Since returning as an MP in 2015, Johnson has consistently voted in support of austerity policies...He almost always voted for a reduction in spending on welfare benefits [and] consistently voted for reducing central government funding for local authorities.


But this data doesn’t tell us the whole story. Johnson only backed May’s deal because he reached the ‘sad conclusion’ that he had to. He supported the Iraq War but later supported investigations into it, which points to a change of mind (or at least the appearance of one). He was also, especially in his early years, a notorious absentee from many votes.


A browse of an MPs’ registers of interests is illuminating. For Johnson, it shows us that actually, like Churchill, he has used his pen and earned from it. You can also see political donations and his links to the pro-Brexit JCB, who contributed to his campaign and gave him helicopter flights. We can’t again know everything, especially given Committee on Standards chastised Johnson for his ‘over-casual attitude towards obeying the rules of the House’ for which he seemed to profusely apologise. Rumours abound of money from elsewhere, especially Russia.

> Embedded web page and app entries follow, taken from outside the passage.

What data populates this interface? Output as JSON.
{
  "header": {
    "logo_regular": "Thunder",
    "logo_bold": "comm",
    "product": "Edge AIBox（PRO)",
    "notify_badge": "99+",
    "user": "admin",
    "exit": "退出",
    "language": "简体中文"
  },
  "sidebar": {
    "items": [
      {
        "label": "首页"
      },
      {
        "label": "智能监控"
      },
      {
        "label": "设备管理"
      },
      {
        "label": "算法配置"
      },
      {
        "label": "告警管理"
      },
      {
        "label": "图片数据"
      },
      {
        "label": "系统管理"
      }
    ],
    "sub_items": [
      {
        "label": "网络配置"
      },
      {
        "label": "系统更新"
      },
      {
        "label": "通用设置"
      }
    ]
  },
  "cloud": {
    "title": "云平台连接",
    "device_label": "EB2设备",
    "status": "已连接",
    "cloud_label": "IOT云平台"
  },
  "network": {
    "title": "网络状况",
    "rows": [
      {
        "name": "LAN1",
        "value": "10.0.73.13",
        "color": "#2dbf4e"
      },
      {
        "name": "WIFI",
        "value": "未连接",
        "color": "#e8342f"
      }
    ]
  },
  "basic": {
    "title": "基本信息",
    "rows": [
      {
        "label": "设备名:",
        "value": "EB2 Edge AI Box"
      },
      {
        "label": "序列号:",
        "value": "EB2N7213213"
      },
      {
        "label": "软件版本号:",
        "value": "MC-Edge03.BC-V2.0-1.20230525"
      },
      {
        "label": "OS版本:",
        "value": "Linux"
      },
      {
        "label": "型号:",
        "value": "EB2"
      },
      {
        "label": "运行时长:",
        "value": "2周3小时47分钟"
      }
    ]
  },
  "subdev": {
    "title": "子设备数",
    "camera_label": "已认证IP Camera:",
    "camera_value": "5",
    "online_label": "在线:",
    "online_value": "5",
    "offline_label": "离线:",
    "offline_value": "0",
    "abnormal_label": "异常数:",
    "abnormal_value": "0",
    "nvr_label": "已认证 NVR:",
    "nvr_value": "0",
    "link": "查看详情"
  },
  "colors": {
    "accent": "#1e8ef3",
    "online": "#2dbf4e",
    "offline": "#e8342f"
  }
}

The more determined monitors could use FOI, one monitory tool that can open up the sometimes grey area between public and private life. It famously helped open up MPs’ expenses. It came bounding into the General Election campaign when Corbyn held up documents, obtained under the Act, seemingly showing the NHS was for sale.


For Johnson, the Act has been used retrospectively to look into his  past, with the Guardian checking his Mayoral diary for meetings with Jennifer Arcuri or who he lobbied over his famous Garden Bridge. There’s now a whole range of monitory bodies and investigations weighing in on his time as Mayor, some of which have been put on hold while the Independent Office for Police Conduct (IOPC) investigates itself.

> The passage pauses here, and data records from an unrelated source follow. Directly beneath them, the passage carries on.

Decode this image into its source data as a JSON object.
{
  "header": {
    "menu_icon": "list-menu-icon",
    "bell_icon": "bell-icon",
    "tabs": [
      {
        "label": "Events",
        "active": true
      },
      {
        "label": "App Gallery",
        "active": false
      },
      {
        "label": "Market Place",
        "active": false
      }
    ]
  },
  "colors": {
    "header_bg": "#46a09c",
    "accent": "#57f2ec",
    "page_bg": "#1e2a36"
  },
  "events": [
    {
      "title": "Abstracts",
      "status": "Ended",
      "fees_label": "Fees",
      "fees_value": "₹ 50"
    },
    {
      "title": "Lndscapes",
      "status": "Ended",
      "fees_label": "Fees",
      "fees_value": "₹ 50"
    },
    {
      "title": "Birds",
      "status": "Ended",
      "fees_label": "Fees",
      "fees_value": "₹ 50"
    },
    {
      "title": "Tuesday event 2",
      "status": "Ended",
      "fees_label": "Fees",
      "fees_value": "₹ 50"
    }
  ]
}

Such data can reveal and hide what our elected representatives are doing, as Marie Le Conte points out here. It doesn’t tell us about some of the hidden influences on members, such as the huge over-bearing influence of party or the pull of sheer ambition. The data can be read in various ways: is Johnson’s voting record journey from centrist liberal to hard core-Brexit or is it the work of a zig-zagging opportunist? Does his register tell us that is he a successful entrepreneur and writer or someone who just breaks rules?


But data offers us the opportunity to more comprehensively track the activities of our lawmakers and the public’s reaction to these actions. For example, tracking the behaviour of backbenchers uncovers strategies that significantly impact the outcomes of Brexit deals, while social media data suggests that an increasingly polarised public has fuelled politically-defining moments such as Brexit, as well as the rise of Boris Johnson. 


These data provide the public the opportunity to hold lawmakers accountable in ways not available before. But whether it does make a difference may very much depend on who is watching.


Our preliminary analysis of followers of @TheyWorkForYou offers a glimpse of the types of followers who track it. Of the more than 4,000 followers, approximately 79 percent are everyday citizens that are engaged in monitoring their lawmakers. While much smaller, more than 4 percent of MPs serving in Westminster engage in monitoring their own legislative actions, while around 7 percent of are academics, charities, and other non-political public organisations. Are the public swapping memes of their MPs’ voting records as they prepare to vote? Are academics crunching voting numbers? And why, exactly, are MPs monitoring themselves?


Stefani Langehennig and Ben Worthy are working on a Leverhulme Trust funded project ‘Who is watching Parliament?’ looking at how new data sources and web platforms have made it easier to monitor Parliament and its members. Image credit: CC by Chatham House/Flickr.